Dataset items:
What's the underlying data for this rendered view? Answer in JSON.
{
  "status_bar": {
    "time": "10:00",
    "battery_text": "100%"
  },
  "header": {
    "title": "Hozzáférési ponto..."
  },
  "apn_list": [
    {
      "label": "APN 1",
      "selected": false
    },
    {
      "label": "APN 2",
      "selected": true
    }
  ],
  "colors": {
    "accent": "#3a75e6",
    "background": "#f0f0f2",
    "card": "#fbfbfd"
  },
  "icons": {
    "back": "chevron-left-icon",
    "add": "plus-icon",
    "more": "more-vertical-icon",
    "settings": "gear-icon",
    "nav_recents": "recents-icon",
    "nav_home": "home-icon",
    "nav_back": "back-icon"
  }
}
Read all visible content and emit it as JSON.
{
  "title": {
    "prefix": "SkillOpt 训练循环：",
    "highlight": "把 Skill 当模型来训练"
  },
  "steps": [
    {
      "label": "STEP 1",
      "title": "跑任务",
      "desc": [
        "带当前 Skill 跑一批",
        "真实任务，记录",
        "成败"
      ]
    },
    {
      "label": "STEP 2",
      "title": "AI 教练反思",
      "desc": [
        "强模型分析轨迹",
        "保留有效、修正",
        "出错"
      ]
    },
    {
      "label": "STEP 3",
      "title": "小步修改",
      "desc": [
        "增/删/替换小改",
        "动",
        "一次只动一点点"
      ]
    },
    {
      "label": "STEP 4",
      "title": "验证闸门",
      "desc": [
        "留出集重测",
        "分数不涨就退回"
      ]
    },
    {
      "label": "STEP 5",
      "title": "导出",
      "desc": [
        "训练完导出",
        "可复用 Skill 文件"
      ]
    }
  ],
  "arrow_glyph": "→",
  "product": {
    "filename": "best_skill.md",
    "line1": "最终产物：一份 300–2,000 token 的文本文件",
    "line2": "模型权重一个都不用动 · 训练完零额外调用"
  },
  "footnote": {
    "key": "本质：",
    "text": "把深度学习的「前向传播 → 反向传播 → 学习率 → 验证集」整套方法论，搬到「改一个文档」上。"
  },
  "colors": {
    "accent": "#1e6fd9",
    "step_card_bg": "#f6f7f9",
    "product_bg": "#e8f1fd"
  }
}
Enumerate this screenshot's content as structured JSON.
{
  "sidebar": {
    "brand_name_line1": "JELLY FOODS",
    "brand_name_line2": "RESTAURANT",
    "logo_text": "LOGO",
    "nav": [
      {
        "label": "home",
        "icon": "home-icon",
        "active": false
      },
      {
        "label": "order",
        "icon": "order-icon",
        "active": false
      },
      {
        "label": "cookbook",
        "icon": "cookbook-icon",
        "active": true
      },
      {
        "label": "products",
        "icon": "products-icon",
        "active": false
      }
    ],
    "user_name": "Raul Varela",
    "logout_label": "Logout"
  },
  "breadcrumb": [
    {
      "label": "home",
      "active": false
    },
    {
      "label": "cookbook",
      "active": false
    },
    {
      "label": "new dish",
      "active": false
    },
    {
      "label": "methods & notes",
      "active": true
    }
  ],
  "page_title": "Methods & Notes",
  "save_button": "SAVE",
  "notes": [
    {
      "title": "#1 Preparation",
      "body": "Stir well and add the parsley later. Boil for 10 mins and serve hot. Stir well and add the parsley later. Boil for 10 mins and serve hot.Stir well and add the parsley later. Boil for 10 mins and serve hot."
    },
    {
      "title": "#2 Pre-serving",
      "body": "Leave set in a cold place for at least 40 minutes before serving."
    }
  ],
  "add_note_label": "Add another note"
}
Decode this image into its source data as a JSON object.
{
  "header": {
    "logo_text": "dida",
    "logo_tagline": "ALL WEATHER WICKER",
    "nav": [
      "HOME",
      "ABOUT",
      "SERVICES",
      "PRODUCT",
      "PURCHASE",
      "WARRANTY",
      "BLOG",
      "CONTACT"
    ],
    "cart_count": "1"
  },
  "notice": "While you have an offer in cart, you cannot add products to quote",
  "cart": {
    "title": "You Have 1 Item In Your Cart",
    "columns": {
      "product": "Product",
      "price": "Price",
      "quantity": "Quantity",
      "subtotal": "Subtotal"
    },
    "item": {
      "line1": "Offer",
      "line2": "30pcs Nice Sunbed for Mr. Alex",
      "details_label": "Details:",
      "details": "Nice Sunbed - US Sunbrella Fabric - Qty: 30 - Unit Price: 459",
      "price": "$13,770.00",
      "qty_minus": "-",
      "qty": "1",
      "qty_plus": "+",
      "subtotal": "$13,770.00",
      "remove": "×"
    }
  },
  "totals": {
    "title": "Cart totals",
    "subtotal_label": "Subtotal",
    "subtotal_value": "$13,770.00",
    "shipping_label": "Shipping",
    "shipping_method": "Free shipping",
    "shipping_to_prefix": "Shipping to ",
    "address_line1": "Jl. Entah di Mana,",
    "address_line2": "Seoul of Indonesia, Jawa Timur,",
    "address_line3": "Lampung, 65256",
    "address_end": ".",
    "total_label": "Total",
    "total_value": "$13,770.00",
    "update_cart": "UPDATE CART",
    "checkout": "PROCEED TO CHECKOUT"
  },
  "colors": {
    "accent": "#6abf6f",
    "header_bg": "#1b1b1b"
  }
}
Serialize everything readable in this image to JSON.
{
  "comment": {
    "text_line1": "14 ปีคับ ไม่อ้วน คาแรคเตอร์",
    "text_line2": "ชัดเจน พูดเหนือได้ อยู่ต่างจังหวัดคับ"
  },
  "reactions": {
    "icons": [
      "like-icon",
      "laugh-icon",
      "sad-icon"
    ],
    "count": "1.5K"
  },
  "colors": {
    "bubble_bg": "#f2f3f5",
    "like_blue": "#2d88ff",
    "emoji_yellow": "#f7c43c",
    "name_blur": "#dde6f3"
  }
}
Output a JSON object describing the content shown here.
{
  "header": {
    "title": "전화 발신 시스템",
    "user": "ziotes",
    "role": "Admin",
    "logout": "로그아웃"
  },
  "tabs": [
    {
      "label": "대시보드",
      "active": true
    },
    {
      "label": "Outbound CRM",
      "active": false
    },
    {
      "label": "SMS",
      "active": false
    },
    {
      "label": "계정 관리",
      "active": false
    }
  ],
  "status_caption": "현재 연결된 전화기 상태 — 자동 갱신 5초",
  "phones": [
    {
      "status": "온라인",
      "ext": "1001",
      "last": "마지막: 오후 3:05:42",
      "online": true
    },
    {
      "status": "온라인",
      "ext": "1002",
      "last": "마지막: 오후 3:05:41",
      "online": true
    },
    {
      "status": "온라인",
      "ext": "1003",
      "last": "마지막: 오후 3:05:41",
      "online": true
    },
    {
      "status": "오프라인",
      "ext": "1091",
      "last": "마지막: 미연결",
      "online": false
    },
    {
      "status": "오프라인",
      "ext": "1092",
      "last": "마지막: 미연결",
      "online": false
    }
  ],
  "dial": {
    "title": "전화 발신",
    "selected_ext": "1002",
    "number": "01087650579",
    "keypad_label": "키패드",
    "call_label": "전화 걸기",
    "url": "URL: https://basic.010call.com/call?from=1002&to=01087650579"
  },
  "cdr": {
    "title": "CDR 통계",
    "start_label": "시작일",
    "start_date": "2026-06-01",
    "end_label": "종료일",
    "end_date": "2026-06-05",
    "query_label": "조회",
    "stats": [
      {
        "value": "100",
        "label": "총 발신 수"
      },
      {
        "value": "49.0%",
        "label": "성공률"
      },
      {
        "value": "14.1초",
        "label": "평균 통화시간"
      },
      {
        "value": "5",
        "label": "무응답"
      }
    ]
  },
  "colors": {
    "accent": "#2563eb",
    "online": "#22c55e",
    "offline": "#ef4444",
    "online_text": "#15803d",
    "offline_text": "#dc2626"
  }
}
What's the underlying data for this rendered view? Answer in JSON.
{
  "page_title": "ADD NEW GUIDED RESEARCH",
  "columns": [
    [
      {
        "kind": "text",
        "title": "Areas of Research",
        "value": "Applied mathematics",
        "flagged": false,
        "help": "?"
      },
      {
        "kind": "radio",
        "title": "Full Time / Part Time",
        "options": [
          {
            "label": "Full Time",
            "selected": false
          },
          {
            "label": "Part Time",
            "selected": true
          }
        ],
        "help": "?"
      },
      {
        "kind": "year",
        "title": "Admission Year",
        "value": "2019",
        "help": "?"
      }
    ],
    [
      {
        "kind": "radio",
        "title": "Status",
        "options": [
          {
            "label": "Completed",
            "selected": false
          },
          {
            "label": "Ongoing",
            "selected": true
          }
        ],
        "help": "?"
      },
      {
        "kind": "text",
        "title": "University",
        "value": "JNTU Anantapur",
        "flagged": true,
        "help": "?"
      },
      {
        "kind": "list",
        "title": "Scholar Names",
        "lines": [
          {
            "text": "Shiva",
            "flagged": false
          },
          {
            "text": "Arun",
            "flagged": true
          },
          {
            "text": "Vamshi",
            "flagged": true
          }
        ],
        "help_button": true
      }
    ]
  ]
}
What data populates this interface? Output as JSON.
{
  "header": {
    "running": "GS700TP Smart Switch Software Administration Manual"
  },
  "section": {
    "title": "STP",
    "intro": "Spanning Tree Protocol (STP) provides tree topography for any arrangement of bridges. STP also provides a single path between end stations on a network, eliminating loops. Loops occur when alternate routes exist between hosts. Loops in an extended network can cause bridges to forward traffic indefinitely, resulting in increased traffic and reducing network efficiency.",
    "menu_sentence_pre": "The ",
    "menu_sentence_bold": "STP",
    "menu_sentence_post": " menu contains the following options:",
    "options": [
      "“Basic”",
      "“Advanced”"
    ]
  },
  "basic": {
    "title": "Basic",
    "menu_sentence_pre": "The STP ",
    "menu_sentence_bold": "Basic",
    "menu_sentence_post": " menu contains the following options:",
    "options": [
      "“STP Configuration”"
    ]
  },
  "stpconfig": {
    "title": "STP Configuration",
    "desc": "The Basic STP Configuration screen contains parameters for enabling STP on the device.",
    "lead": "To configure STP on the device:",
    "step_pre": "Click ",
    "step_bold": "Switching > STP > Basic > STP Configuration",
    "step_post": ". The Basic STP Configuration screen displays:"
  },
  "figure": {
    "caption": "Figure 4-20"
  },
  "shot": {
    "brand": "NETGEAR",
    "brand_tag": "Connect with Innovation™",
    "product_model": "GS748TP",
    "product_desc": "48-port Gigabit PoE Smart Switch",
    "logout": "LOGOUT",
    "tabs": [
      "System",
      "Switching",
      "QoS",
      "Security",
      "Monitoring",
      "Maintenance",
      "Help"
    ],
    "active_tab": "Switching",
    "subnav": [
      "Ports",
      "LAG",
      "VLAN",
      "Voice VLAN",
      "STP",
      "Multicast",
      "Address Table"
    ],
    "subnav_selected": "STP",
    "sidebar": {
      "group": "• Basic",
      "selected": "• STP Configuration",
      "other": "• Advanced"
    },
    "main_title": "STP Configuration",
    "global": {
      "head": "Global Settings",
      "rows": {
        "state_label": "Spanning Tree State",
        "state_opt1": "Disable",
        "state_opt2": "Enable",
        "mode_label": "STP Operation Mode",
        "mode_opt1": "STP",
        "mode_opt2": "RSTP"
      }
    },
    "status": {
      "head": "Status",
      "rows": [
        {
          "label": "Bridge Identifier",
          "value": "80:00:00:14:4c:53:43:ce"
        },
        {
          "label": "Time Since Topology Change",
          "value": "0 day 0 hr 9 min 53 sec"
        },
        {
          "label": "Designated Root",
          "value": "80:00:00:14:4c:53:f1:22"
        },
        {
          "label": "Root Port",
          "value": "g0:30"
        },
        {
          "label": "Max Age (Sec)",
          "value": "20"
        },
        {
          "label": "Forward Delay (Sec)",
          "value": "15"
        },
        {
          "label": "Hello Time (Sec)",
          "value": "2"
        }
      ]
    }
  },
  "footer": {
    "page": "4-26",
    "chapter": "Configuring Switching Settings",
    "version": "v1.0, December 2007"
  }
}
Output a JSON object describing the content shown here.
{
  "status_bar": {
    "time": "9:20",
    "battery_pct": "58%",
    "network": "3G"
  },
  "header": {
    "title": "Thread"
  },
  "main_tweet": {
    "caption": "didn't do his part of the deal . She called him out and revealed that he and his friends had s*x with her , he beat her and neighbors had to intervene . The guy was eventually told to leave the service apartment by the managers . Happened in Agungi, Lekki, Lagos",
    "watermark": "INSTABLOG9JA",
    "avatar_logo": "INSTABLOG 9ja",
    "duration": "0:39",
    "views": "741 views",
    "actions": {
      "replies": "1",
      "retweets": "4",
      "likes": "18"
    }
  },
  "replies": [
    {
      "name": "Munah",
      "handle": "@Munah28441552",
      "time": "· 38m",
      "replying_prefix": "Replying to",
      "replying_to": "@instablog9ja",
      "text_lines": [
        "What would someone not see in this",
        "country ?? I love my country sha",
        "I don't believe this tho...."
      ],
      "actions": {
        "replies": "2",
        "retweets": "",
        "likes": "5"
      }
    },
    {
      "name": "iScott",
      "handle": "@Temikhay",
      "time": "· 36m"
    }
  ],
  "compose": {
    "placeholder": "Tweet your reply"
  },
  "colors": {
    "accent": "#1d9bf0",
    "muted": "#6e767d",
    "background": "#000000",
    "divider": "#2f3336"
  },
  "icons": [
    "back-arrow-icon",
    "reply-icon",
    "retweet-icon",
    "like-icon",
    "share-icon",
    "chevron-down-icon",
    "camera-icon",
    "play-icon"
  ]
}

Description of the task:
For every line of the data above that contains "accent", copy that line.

Solved exercise:
    "accent": "#3a75e6",
    "accent": "#1e6fd9",
    "accent": "#6abf6f",
    "accent": "#2563eb",
    "accent": "#1d9bf0",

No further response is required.